The Interaction of Organic Matter and Fluids during the Genesis of Some Precious Metal and Volcanogenic Massive Sulfide Deposits
Richard M. Ketiler, 1997. "The Interaction of Organic Matter and Fluids during the Genesis of Some Precious Metal and Volcanogenic Massive Sulfide Deposits", Ore Genesis and Exploration: The Roles of Organic Matter
Download citation file:
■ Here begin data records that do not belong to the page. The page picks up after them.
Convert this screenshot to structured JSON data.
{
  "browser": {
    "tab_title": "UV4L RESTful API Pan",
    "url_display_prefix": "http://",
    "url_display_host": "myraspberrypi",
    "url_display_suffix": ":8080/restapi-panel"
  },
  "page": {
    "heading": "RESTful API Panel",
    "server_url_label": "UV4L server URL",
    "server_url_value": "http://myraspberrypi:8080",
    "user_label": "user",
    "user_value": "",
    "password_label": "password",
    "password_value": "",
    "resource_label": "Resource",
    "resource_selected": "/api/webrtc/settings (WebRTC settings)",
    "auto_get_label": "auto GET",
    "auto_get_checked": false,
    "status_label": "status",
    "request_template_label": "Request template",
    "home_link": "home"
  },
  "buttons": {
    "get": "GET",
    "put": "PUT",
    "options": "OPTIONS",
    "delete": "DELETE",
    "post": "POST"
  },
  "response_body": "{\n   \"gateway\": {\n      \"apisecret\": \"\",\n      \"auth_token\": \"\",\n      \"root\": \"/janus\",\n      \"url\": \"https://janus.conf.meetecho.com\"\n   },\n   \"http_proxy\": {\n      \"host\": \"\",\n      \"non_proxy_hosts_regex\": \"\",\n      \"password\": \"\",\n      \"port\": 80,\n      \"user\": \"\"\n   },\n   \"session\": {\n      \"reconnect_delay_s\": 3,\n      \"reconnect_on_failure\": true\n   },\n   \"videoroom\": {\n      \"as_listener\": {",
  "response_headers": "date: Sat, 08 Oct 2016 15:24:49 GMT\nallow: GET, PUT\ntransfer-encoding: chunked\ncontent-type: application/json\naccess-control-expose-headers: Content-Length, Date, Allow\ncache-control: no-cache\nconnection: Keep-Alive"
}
Despite the near-ubiquity of reduced carbon in many different types of epigenetic and exhalative ore deposits, it has been difficult to relate the reduced carbon to ore transport and deposition in many of these systems. This is particularly true with most precious metal deposits. Whereas many base metal deposits (e.g., Mississippi Valley-type or sedimentary exhalative, sedex, deposits) are restricted to sedimentary rocks and appear to be related to the evolution of sedimentary basins, many types of precious metal deposits are hosted in both organic carbon-rich sedimentary rocks and in volcanic rocks that contain little organic matter. If there are sufficient similarities in the mineralization and alteration observed in the igneous and sedimentary rocks, then any model of ore deposition that appeals to organic matter seems unnecessarily ad hoc. Efforts to produce simple and robust models of ore deposition combined with the refractory nature of the organic matter in many systems have led various workers to underrate the significance of organic matter in many epigenetic precious metal deposits. This situation is changing: improved analytical techniques can be used to document the presence of organic species in hydrothermal systems, the importance of bulk-minable ore deposits requires that wall-rock chemistry receive greater consideration, and continued interest in the role of organic matter in ore mineralization has prompted closer scrutiny of those systems that contain organic matter. This review will use a number of epigenetic precious metal deposits as examples and consider the significance of organic matter to ore deposition for each (see also Leventhal and Giordano, 2000; Giże, 2000; and Pratt and Warner, 2000). The review will also include a short discussion of volcanogenic massive sulfide mineralization and the significance of organic matter to these exhalative systems (see also Simoneit, 2000).